Similarly, in cameras there’s no substitute for lots of glass. Here’s a shot the other day in a bar with live music:

A scene in a bar ion College Street with live music, shot by Michael Willems

Bar on College Street with live music

So can I do this with my point and shoot, or with a kit lens?

Alas, no. With a fast lens I was using the following settings:

  1. Sensitivity set to 1,600 ISO
  2. Manual exposure mode
  3. Aperture at f/1.4
  4. Shutter at 1/30th second
  5. No flash

Surely there are better solutions than spending money on a fast lens! Could I have used a cheaper lens? Not with those settings: the picture would have been too dark.

  • Higher ISO then? No, most cameras will not go higher than 1,600 – or if they do, much noise results.
  • Longer shutter speed? No, the girl would have been a big blur.
  • Just use Flash? No, the black walls did not afford flash bounce capability and direct flash would lead to a really bad picture.

So, sometimes you need the power of fast prime (fixed focal length) lenses. And that is why my 35mm f/1.4 lens is my favourite party lens.

Zoom zoom zoom.

A beginner’s question this time:

What does zoom have to do with wide angle? I thought they were two opposite things!

Not necessarily. A “zoom” lens is simply an adjustable lens.
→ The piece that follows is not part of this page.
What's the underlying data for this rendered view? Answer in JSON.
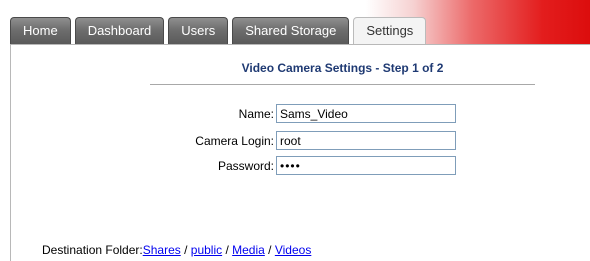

As opposed to a prime lens.

What you are perhaps confusing with a “zoom” lens, dear student, is a telephoto lens.

Let me explain.

There are two main types of lenses:

  1. Zoom – this means adjustable focal length.
  2. Prime – this means not adjustable: you have to zoom in by stepping forward.

And, an entirely unrelated classification, there are various lengths of lenses:

  • Wide angle – roughly, less than 24mm on a crop camera
  • Standard – roughly, 30-40 mm on a crop camera
  • Telephoto – roughly, longer than 50 on a crop camera

So a 10-20mm zoom lens is a wide angle zoom lens. A 24-105 zoom lens is a wide-to-telephoto zoom. A 24mm prime is a wide angle prime lens. And so on!

f/1.8 lens, stopped down, shot with f/1.4 lens, open

I have many times recommended 50mm f/1.8 lenses, and I’ll try to inspire you once more to go out and get one right now. Most manufacturers have a cheap lens like this:


As you will have heard me say many times, this lens is cheap, small, light, fast and sharp.

Ideal for portraits or for low-light subjects or images where you want to dramatically blur the background. If this lens is not in your kit yet, I recommend you add it immediately.

As you will have seen in the previous post, I shot Prof Dawkins yesterday with just sich a lens (my 50mm f/1.4).